[GIVEN ENTRIES Boundary: Start]

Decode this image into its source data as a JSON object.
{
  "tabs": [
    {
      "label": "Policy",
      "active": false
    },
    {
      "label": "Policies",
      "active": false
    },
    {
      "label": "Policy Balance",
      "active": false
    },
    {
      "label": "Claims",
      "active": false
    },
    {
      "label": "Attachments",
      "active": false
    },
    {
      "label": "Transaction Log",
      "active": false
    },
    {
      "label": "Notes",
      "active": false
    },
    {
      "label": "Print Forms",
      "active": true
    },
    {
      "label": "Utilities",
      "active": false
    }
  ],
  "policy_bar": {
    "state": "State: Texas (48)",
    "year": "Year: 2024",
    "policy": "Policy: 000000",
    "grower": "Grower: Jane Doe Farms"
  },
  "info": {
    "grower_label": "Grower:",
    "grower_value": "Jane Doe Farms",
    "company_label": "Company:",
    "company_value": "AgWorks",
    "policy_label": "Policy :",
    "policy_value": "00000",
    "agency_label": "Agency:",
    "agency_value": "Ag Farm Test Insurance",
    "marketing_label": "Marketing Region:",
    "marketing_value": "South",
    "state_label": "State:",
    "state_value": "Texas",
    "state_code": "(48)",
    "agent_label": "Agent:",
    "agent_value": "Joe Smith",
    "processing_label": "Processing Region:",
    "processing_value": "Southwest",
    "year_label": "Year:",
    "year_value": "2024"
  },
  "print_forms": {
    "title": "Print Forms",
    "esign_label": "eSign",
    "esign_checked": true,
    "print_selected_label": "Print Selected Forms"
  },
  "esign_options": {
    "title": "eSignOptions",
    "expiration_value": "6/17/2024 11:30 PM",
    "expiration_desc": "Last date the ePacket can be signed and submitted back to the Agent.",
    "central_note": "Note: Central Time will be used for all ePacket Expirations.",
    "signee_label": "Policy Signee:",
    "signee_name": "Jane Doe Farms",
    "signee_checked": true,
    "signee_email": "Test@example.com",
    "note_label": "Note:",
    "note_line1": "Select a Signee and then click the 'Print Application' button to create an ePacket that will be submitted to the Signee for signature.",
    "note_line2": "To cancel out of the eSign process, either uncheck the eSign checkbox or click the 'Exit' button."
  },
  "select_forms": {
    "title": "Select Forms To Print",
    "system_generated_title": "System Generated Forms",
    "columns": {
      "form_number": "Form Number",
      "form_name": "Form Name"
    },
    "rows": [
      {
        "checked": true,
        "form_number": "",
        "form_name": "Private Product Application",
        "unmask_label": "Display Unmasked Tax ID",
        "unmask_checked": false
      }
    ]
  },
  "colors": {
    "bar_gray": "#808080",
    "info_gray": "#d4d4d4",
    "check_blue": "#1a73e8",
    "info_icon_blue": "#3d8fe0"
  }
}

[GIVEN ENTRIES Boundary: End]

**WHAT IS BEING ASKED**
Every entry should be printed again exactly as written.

**RESPONSE AREA**
Decode this image into its source data as a JSON object.
{
  "tabs": [
    {
      "label": "Policy",
      "active": false
    },
    {
      "label": "Policies",
      "active": false
    },
    {
      "label": "Policy Balance",
      "active": false
    },
    {
      "label": "Claims",
      "active": false
    },
    {
      "label": "Attachments",
      "active": false
    },
    {
      "label": "Transaction Log",
      "active": false
    },
    {
      "label": "Notes",
      "active": false
    },
    {
      "label": "Print Forms",
      "active": true
    },
    {
      "label": "Utilities",
      "active": false
    }
  ],
  "policy_bar": {
    "state": "State: Texas (48)",
    "year": "Year: 2024",
    "policy": "Policy: 000000",
    "grower": "Grower: Jane Doe Farms"
  },
  "info": {
    "grower_label": "Grower:",
    "grower_value": "Jane Doe Farms",
    "company_label": "Company:",
    "company_value": "AgWorks",
    "policy_label": "Policy :",
    "policy_value": "00000",
    "agency_label": "Agency:",
    "agency_value": "Ag Farm Test Insurance",
    "marketing_label": "Marketing Region:",
    "marketing_value": "South",
    "state_label": "State:",
    "state_value": "Texas",
    "state_code": "(48)",
    "agent_label": "Agent:",
    "agent_value": "Joe Smith",
    "processing_label": "Processing Region:",
    "processing_value": "Southwest",
    "year_label": "Year:",
    "year_value": "2024"
  },
  "print_forms": {
    "title": "Print Forms",
    "esign_label": "eSign",
    "esign_checked": true,
    "print_selected_label": "Print Selected Forms"
  },
  "esign_options": {
    "title": "eSignOptions",
    "expiration_value": "6/17/2024 11:30 PM",
    "expiration_desc": "Last date the ePacket can be signed and submitted back to the Agent.",
    "central_note": "Note: Central Time will be used for all ePacket Expirations.",
    "signee_label": "Policy Signee:",
    "signee_name": "Jane Doe Farms",
    "signee_checked": true,
    "signee_email": "Test@example.com",
    "note_label": "Note:",
    "note_line1": "Select a Signee and then click the 'Print Application' button to create an ePacket that will be submitted to the Signee for signature.",
    "note_line2": "To cancel out of the eSign process, either uncheck the eSign checkbox or click the 'Exit' button."
  },
  "select_forms": {
    "title": "Select Forms To Print",
    "system_generated_title": "System Generated Forms",
    "columns": {
      "form_number": "Form Number",
      "form_name": "Form Name"
    },
    "rows": [
      {
        "checked": true,
        "form_number": "",
        "form_name": "Private Product Application",
        "unmask_label": "Display Unmasked Tax ID",
        "unmask_checked": false
      }
    ]
  },
  "colors": {
    "bar_gray": "#808080",
    "info_gray": "#d4d4d4",
    "check_blue": "#1a73e8",
    "info_icon_blue": "#3d8fe0"
  }
}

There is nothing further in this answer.